Tagged: identity theft
The Pentagon Federal Credit Union has warned its customers — including more than one million military members and others who work in government agencies — about a security breach involving names, addresses, Social Security numbers, and credit and debit card numbers. According to The Washington Post, “an employee might have unwittingly made [a] laptop vulnerable to attack: Laptops can be easy targets for hackers because they’re portable and used by many people on multiple computer servers.” The full extent of the breach may not be known for some time, but the credit union has reissued credit and debit cards and offered two free years on a credit-protection software program.
The U.S. Commerce Department has announced plans to give each American a unique Internet ID in an effort to stem cybercrime and identity fraud. However, some question whether a group whose purpose is to oversee how Americans buy, sell, and trade goods is the best choice for assigning these Internet IDs.

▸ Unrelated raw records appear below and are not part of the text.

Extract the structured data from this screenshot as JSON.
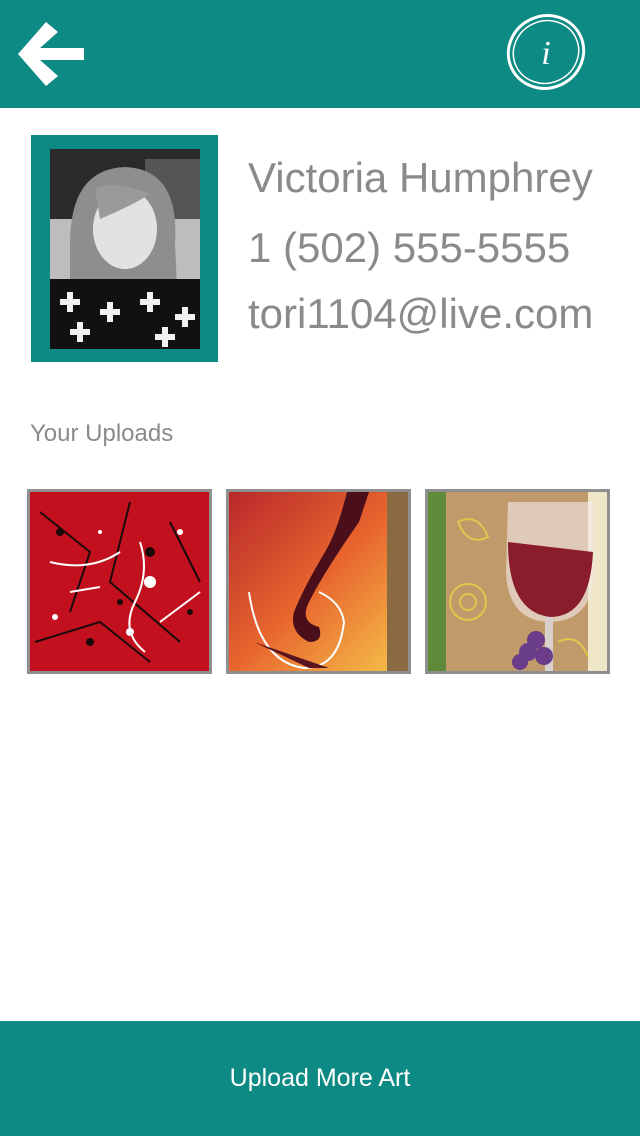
{
  "header": {
    "back_icon": "arrow-left-icon",
    "logo_icon": "info-logo-icon",
    "logo_letter": "i"
  },
  "profile": {
    "name": "Victoria Humphrey",
    "phone": "1 (502) 555-5555",
    "email": "tori1104@live.com"
  },
  "uploads": {
    "label": "Your Uploads",
    "items": [
      {
        "name": "red splatter painting"
      },
      {
        "name": "wine pour painting"
      },
      {
        "name": "wine glass with grapes painting"
      }
    ]
  },
  "footer": {
    "upload_label": "Upload More Art"
  },
  "colors": {
    "brand_teal": "#0e8a84",
    "text_gray": "#8a8a8a"
  }
}
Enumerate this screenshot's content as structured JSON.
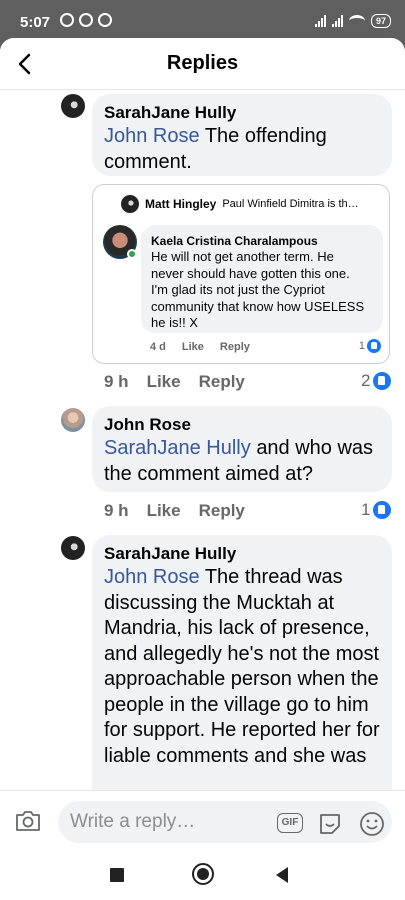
{
  "status_bar": {
    "time": "5:07",
    "battery": "97"
  },
  "header": {
    "title": "Replies"
  },
  "comments": [
    {
      "author": "SarahJane Hully",
      "mention": "John Rose",
      "text": "The offending comment.",
      "shared": {
        "header_name": "Matt Hingley",
        "header_snippet": "Paul Winfield Dimitra is th…",
        "author": "Kaela Cristina Charalampous",
        "lines": [
          "He will not get another term. He",
          "never should have gotten this one.",
          "I'm glad its not just the Cypriot",
          "community that know how  USELESS",
          "he is!! X"
        ],
        "time": "4 d",
        "like": "Like",
        "reply": "Reply",
        "reactions": "1"
      },
      "time": "9 h",
      "like": "Like",
      "reply": "Reply",
      "reactions": "2"
    },
    {
      "author": "John Rose",
      "mention": "SarahJane Hully",
      "text": "and who was the comment aimed at?",
      "time": "9 h",
      "like": "Like",
      "reply": "Reply",
      "reactions": "1"
    },
    {
      "author": "SarahJane Hully",
      "mention": "John Rose",
      "text": "The thread was discussing the Mucktah at Mandria, his lack of presence, and  allegedly he's not the most approachable person when the people in the village go to him for support. He reported her for liable comments and she was"
    }
  ],
  "composer": {
    "placeholder": "Write a reply…",
    "gif_label": "GIF"
  }
}
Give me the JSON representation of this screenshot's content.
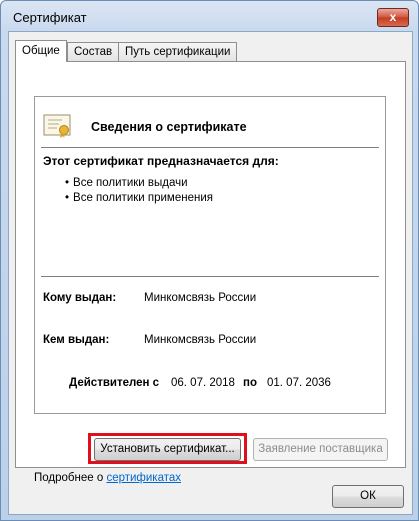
{
  "window": {
    "title": "Сертификат",
    "close_glyph": "x"
  },
  "tabs": [
    {
      "label": "Общие",
      "active": true
    },
    {
      "label": "Состав",
      "active": false
    },
    {
      "label": "Путь сертификации",
      "active": false
    }
  ],
  "info": {
    "title": "Сведения о сертификате",
    "purpose_title": "Этот сертификат предназначается для:",
    "purposes": [
      "Все политики выдачи",
      "Все политики применения"
    ],
    "issued_to_label": "Кому выдан:",
    "issued_to_value": "Минкомсвязь России",
    "issued_by_label": "Кем выдан:",
    "issued_by_value": "Минкомсвязь России",
    "valid_label": "Действителен с",
    "valid_from": "06. 07. 2018",
    "valid_to_label": "по",
    "valid_to": "01. 07. 2036"
  },
  "buttons": {
    "install": "Установить сертификат...",
    "issuer_statement": "Заявление поставщика",
    "ok": "ОК"
  },
  "more": {
    "prefix": "Подробнее о ",
    "link": "сертификатах"
  },
  "colors": {
    "highlight": "#e0101a",
    "link": "#0066cc"
  }
}
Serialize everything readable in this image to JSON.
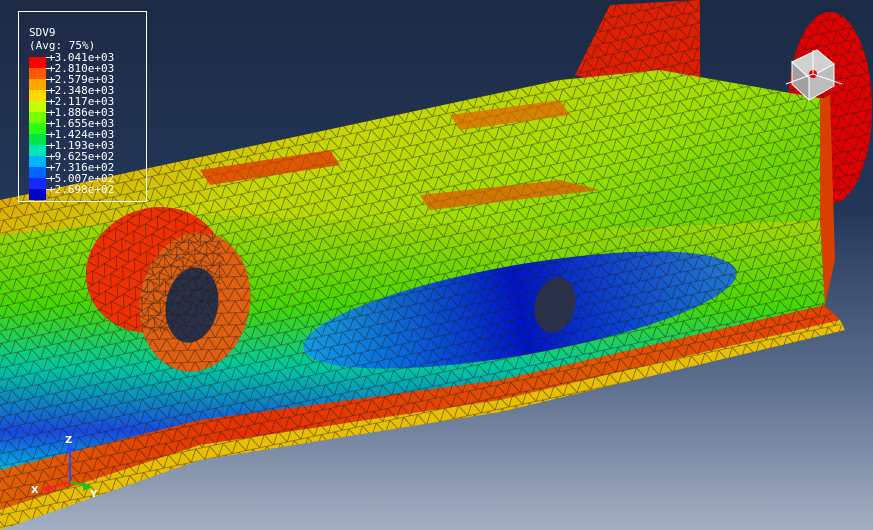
{
  "legend": {
    "variable": "SDV9",
    "averaging": "(Avg: 75%)",
    "entries": [
      {
        "label": "+3.041e+03",
        "color": "#ff0000"
      },
      {
        "label": "+2.810e+03",
        "color": "#ff5a00"
      },
      {
        "label": "+2.579e+03",
        "color": "#ffa500"
      },
      {
        "label": "+2.348e+03",
        "color": "#ffd800"
      },
      {
        "label": "+2.117e+03",
        "color": "#c8ff00"
      },
      {
        "label": "+1.886e+03",
        "color": "#78ff00"
      },
      {
        "label": "+1.655e+03",
        "color": "#28ff14"
      },
      {
        "label": "+1.424e+03",
        "color": "#00e646"
      },
      {
        "label": "+1.193e+03",
        "color": "#00e6b4"
      },
      {
        "label": "+9.625e+02",
        "color": "#00b4ff"
      },
      {
        "label": "+7.316e+02",
        "color": "#0064ff"
      },
      {
        "label": "+5.007e+02",
        "color": "#1428ff"
      },
      {
        "label": "+2.698e+02",
        "color": "#0000c8"
      }
    ]
  },
  "triad": {
    "x_label": "X",
    "y_label": "Y",
    "z_label": "Z",
    "x_color": "#ff2020",
    "y_color": "#20c020",
    "z_color": "#2050ff"
  },
  "view_cube": {
    "icon": "view-cube-icon"
  },
  "model": {
    "description_icon": "fea-mesh-contour"
  }
}
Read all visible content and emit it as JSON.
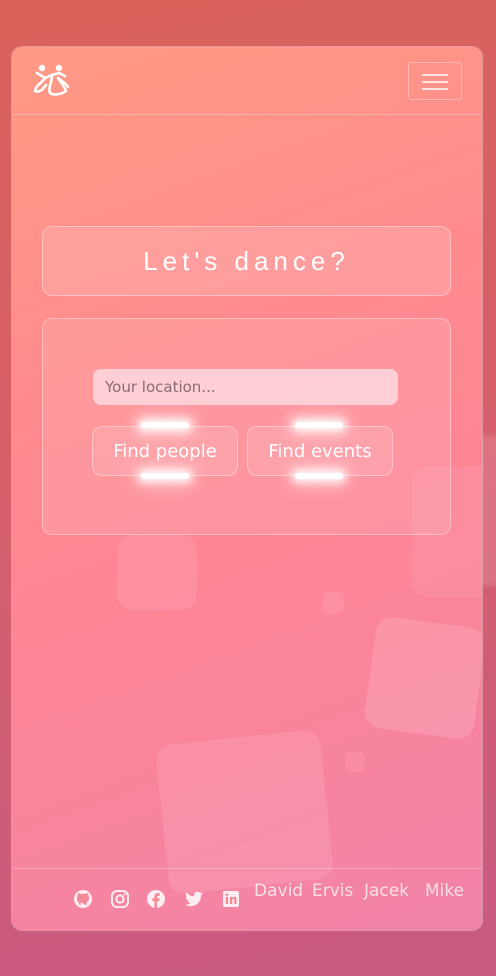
{
  "app": {
    "logo_icon": "dancers-logo-icon",
    "menu_icon": "hamburger-menu-icon"
  },
  "hero": {
    "title": "Let's dance?"
  },
  "search": {
    "placeholder": "Your location...",
    "value": "",
    "find_people_label": "Find people",
    "find_events_label": "Find events"
  },
  "footer": {
    "social_icons": [
      "github-icon",
      "instagram-icon",
      "facebook-icon",
      "twitter-icon",
      "linkedin-icon"
    ],
    "authors": [
      "David",
      "Ervis",
      "Jacek",
      "Mike"
    ]
  },
  "colors": {
    "accent_light": "#ff9a84",
    "accent_mid": "#fd8596",
    "background_dark": "#d6606a"
  }
}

A man who bragged about hacking into Miley Cyrus’ email account was arrested on a separate matter and was charged with possession of unauthorized credit card account numbers. The Associated Press says FBI agents searched his computer, and the suspect allegedly had used 200 credit card account numbers and related personal information to make fraudulent online purchases.
Cybercriminals hacked into an email database for 2.2 million new Honda and Acura owners that contained customers’ names and email addresses, as well as online login names and their 17-character Vehicle Identification Numbers. This MSNBC news article warns drivers to promptly change their passwords and be cautious of unsolicited emails requesting personal information because “if the hackers were able to present themselves as Honda, and reassured you that they were genuine by quoting your Vehicle Identification Number, then as a Honda customer you might be very likely to click on a link or open an attachment.”
This first guest article from the Identity Theft Resource Center® (ITRC) discusses various forms of identity theft and predicts increased incidence of identity theft in 2011. The ITRC will be writing guest posts on some Wednesdays for private-i. Check this space in the future for their latest articles.
A new California state law has gone into effect that makes online impersonation — when it seeks to harm someone — a misdemeanor punishable by up to a $1,000 fine and a year in jail. This Santa Cruz Sentinel article explains that Senate Bill 1411 allows district attorneys to prosecute if they think a crime has been committed.
In the Wireless Age, hackers are becoming big time entrepreneurs, joining forces with others in multinational white collar organizations dedicated to cybercrime. Their target is your wireless data.
Hackers can’t steal what hackers can’t see, so apply these 10 common-sense, essential tips before doing any online holiday shopping this season.
In less than six months, Dave Crouse went from living a secure middle class existence to facing financial ruin – and it happened because of online identity fraud.